This period drama charts the dilemma faced by Ryno de Marigny (Fu’ad Ait Aattou), who must decide between the aristocratic heiress Hermangarde (Roxane Mesquida) and the headstrong courtesan Vellini (Asia Argento).
Director Catherine Breillat is best known for such sexually explicit films as Romance and Fat Girl. Her latest, a chocolate-boxy period melodrama – based on an early 19th century novel by Jules-Amedee Barbey d’Aurevilly – is relatively discreet, but it’s every bit as tempestuous. Starting in Paris in 1835, but with most of its plot concerning the previous decade, An Old Mistress plays out like a more emotional Dangerous Liaisons.
The male protagonist is Ryno de Marigny (Fu’ad Ait Aattou), a 'penniless adventurer" and alleged rake who’s about to marry young, aristocratic heiress Hermangarde (Roxane Mesquida). But the biggest segment of the drama consists of Ryno recalling – to Hermangarde’s broadminded grandmother – the torrid tale of his ten-year relationship with the fiery Andalusian courtesan Vellini (Asia Argento). So far, so Mills-&-Boonish. What gets us in – and staves off total cliche – is the presence and expressiveness, by turns subtle and over the top, of the two leads. Argento’s Latin looks are offset by a hint of Frida Kahlo-style androgyny, while Aattou has the cruel charismatic beauty of the very young Mick Jagger. If only scriptwriter Breillat didn’t make the characters jabber so interminably about their evolving feelings! Those feelings do admittedly encompass a full spectrum, from love to hate and all combinations thereof, and there’s a quorum of significant events. And, for all the claustrophobic self-obsession, the sumptuous settings provide welcome distraction, whether in the form of opulent opera houses, an Algerian desert, or a castle on the windswept French coast.

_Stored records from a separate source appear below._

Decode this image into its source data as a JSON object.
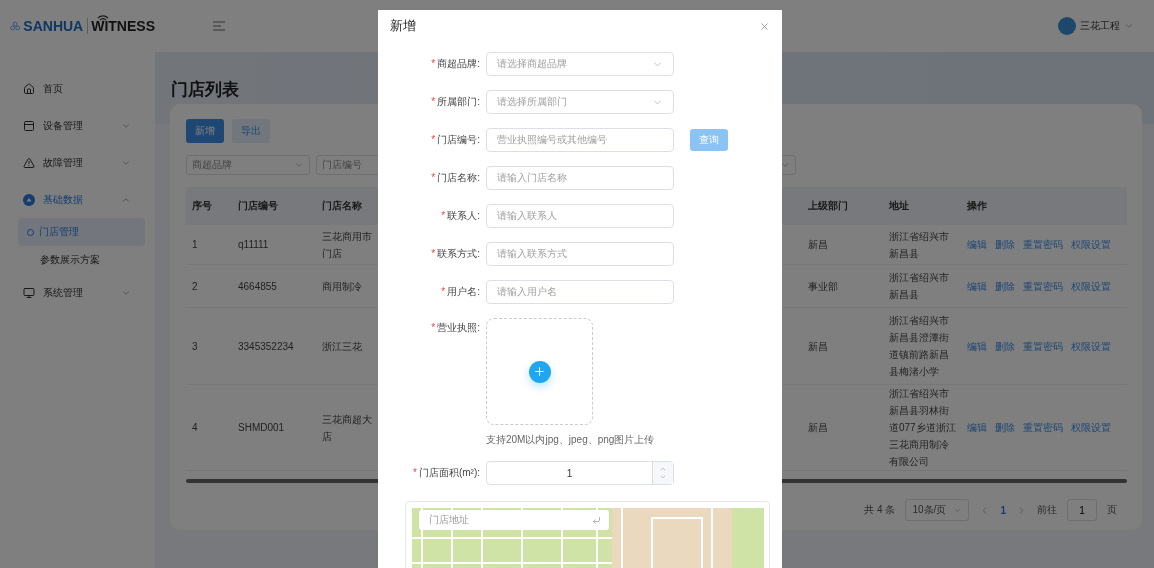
{
  "sidebar": {
    "logo": {
      "brand": "SANHUA",
      "product": "WITNESS"
    },
    "items": [
      {
        "label": "首页",
        "selected": false
      },
      {
        "label": "设备管理",
        "selected": false,
        "expanded": false
      },
      {
        "label": "故障管理",
        "selected": false,
        "expanded": false
      },
      {
        "label": "基础数据",
        "selected": true,
        "expanded": true,
        "children": [
          {
            "label": "门店管理",
            "selected": true
          },
          {
            "label": "参数展示方案",
            "selected": false
          }
        ]
      },
      {
        "label": "系统管理",
        "selected": false,
        "expanded": false
      }
    ]
  },
  "header": {
    "user": "三花工程"
  },
  "page": {
    "title": "门店列表",
    "buttons": [
      {
        "label": "新增",
        "kind": "primary"
      },
      {
        "label": "导出",
        "kind": "plain"
      }
    ],
    "filters": [
      {
        "kind": "select",
        "placeholder": "商超品牌"
      },
      {
        "kind": "input",
        "placeholder": "门店编号"
      },
      {
        "kind": "select"
      }
    ],
    "table": {
      "columns": [
        "序号",
        "门店编号",
        "门店名称",
        "上级部门",
        "地址",
        "操作"
      ],
      "rows": [
        {
          "cells": [
            "1",
            "q11111",
            "三花商用市门店",
            "新昌",
            "浙江省绍兴市新昌县"
          ],
          "actions": [
            "编辑",
            "删除",
            "重置密码",
            "权限设置"
          ]
        },
        {
          "cells": [
            "2",
            "4664855",
            "商用制冷",
            "事业部",
            "浙江省绍兴市新昌县"
          ],
          "actions": [
            "编辑",
            "删除",
            "重置密码",
            "权限设置"
          ]
        },
        {
          "cells": [
            "3",
            "3345352234",
            "浙江三花",
            "新昌",
            "浙江省绍兴市新昌县澄潭街道镇前路新昌县梅渚小学"
          ],
          "actions": [
            "编辑",
            "删除",
            "重置密码",
            "权限设置"
          ]
        },
        {
          "cells": [
            "4",
            "SHMD001",
            "三花商超大店",
            "新昌",
            "浙江省绍兴市新昌县羽林街道077乡道浙江三花商用制冷有限公司"
          ],
          "actions": [
            "编辑",
            "删除",
            "重置密码",
            "权限设置"
          ]
        }
      ]
    },
    "pagination": {
      "total": "共 4 条",
      "page_size": "10条/页",
      "pages": [
        {
          "label": "1",
          "selected": true
        }
      ],
      "goto_label": "前往",
      "goto_value": "1",
      "goto_suffix": "页"
    }
  },
  "modal": {
    "title": "新增",
    "fields": [
      {
        "kind": "select",
        "mark": "*",
        "label": "商超品牌:",
        "placeholder": "请选择商超品牌"
      },
      {
        "kind": "select",
        "mark": "*",
        "label": "所属部门:",
        "placeholder": "请选择所属部门"
      },
      {
        "kind": "input_button",
        "mark": "*",
        "label": "门店编号:",
        "placeholder": "营业执照编号或其他编号",
        "button": "查询"
      },
      {
        "kind": "input",
        "mark": "*",
        "label": "门店名称:",
        "placeholder": "请输入门店名称"
      },
      {
        "kind": "input",
        "mark": "*",
        "label": "联系人:",
        "placeholder": "请输入联系人"
      },
      {
        "kind": "input",
        "mark": "*",
        "label": "联系方式:",
        "placeholder": "请输入联系方式"
      },
      {
        "kind": "input",
        "mark": "*",
        "label": "用户名:",
        "placeholder": "请输入用户名"
      },
      {
        "kind": "upload",
        "mark": "*",
        "label": "营业执照:",
        "hint": "支持20M以内jpg、jpeg、png图片上传"
      },
      {
        "kind": "number",
        "mark": "*",
        "label": "门店面积(m²):",
        "value": "1"
      }
    ],
    "map": {
      "search_placeholder": "门店地址"
    }
  }
}
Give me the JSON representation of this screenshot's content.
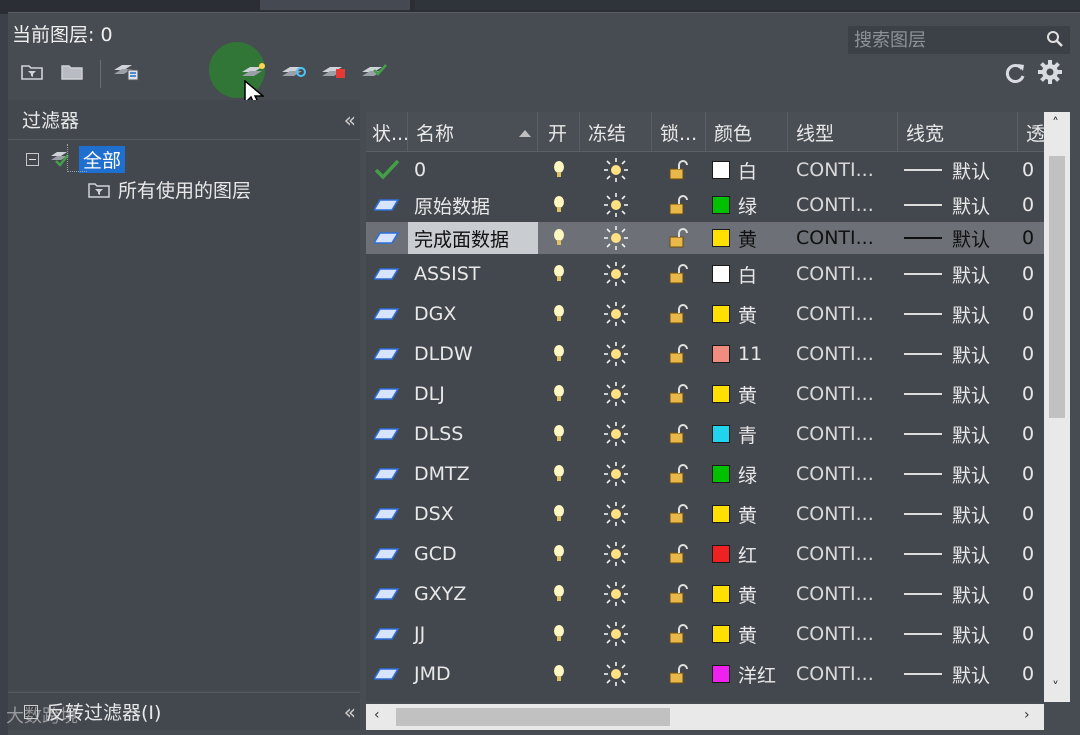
{
  "header": {
    "current_layer": "当前图层: 0",
    "search_placeholder": "搜索图层"
  },
  "toolbar": {
    "left_icons": [
      "new-property-filter-icon",
      "new-group-filter-icon",
      "layer-states-manager-icon",
      "new-layer-icon",
      "new-layer-vp-frozen-icon",
      "delete-layer-icon",
      "set-current-icon"
    ],
    "right_icons": [
      "refresh-icon",
      "settings-icon"
    ]
  },
  "filters": {
    "title": "过滤器",
    "root_label": "全部",
    "child_label": "所有使用的图层",
    "invert_label": "反转过滤器(I)"
  },
  "watermark": "大数跨境",
  "table": {
    "columns": [
      "状...",
      "名称",
      "开",
      "冻结",
      "锁...",
      "颜色",
      "线型",
      "线宽",
      "透"
    ],
    "rows": [
      {
        "state": "current",
        "name": "0",
        "color_hex": "#ffffff",
        "color_name": "白",
        "linetype": "CONTI...",
        "lineweight": "默认",
        "trans": "0",
        "selected": false
      },
      {
        "state": "layer",
        "name": "原始数据",
        "color_hex": "#00c000",
        "color_name": "绿",
        "linetype": "CONTI...",
        "lineweight": "默认",
        "trans": "0",
        "selected": false
      },
      {
        "state": "layer",
        "name": "完成面数据",
        "color_hex": "#ffe000",
        "color_name": "黄",
        "linetype": "CONTI...",
        "lineweight": "默认",
        "trans": "0",
        "selected": true
      },
      {
        "state": "layer",
        "name": "ASSIST",
        "color_hex": "#ffffff",
        "color_name": "白",
        "linetype": "CONTI...",
        "lineweight": "默认",
        "trans": "0",
        "selected": false
      },
      {
        "state": "layer",
        "name": "DGX",
        "color_hex": "#ffe000",
        "color_name": "黄",
        "linetype": "CONTI...",
        "lineweight": "默认",
        "trans": "0",
        "selected": false
      },
      {
        "state": "layer",
        "name": "DLDW",
        "color_hex": "#f08c80",
        "color_name": "11",
        "linetype": "CONTI...",
        "lineweight": "默认",
        "trans": "0",
        "selected": false
      },
      {
        "state": "layer",
        "name": "DLJ",
        "color_hex": "#ffe000",
        "color_name": "黄",
        "linetype": "CONTI...",
        "lineweight": "默认",
        "trans": "0",
        "selected": false
      },
      {
        "state": "layer",
        "name": "DLSS",
        "color_hex": "#22d3ee",
        "color_name": "青",
        "linetype": "CONTI...",
        "lineweight": "默认",
        "trans": "0",
        "selected": false
      },
      {
        "state": "layer",
        "name": "DMTZ",
        "color_hex": "#00c000",
        "color_name": "绿",
        "linetype": "CONTI...",
        "lineweight": "默认",
        "trans": "0",
        "selected": false
      },
      {
        "state": "layer",
        "name": "DSX",
        "color_hex": "#ffe000",
        "color_name": "黄",
        "linetype": "CONTI...",
        "lineweight": "默认",
        "trans": "0",
        "selected": false
      },
      {
        "state": "layer",
        "name": "GCD",
        "color_hex": "#ee2222",
        "color_name": "红",
        "linetype": "CONTI...",
        "lineweight": "默认",
        "trans": "0",
        "selected": false
      },
      {
        "state": "layer",
        "name": "GXYZ",
        "color_hex": "#ffe000",
        "color_name": "黄",
        "linetype": "CONTI...",
        "lineweight": "默认",
        "trans": "0",
        "selected": false
      },
      {
        "state": "layer",
        "name": "JJ",
        "color_hex": "#ffe000",
        "color_name": "黄",
        "linetype": "CONTI...",
        "lineweight": "默认",
        "trans": "0",
        "selected": false
      },
      {
        "state": "layer",
        "name": "JMD",
        "color_hex": "#ee22ee",
        "color_name": "洋红",
        "linetype": "CONTI...",
        "lineweight": "默认",
        "trans": "0",
        "selected": false
      }
    ]
  }
}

An Old Mistress drags occasionally; it’s wordy and narcissistic in an archetypically Gallic way, and its overwrought pitch can be tiresome. But, for all that, it’s involving enough.
While visually sumptuous, interestingly and compellingly performed by the leads, and reasonably engaging, An Old Mistress is also slow moving and overwrought, making for an uneasy film going experience.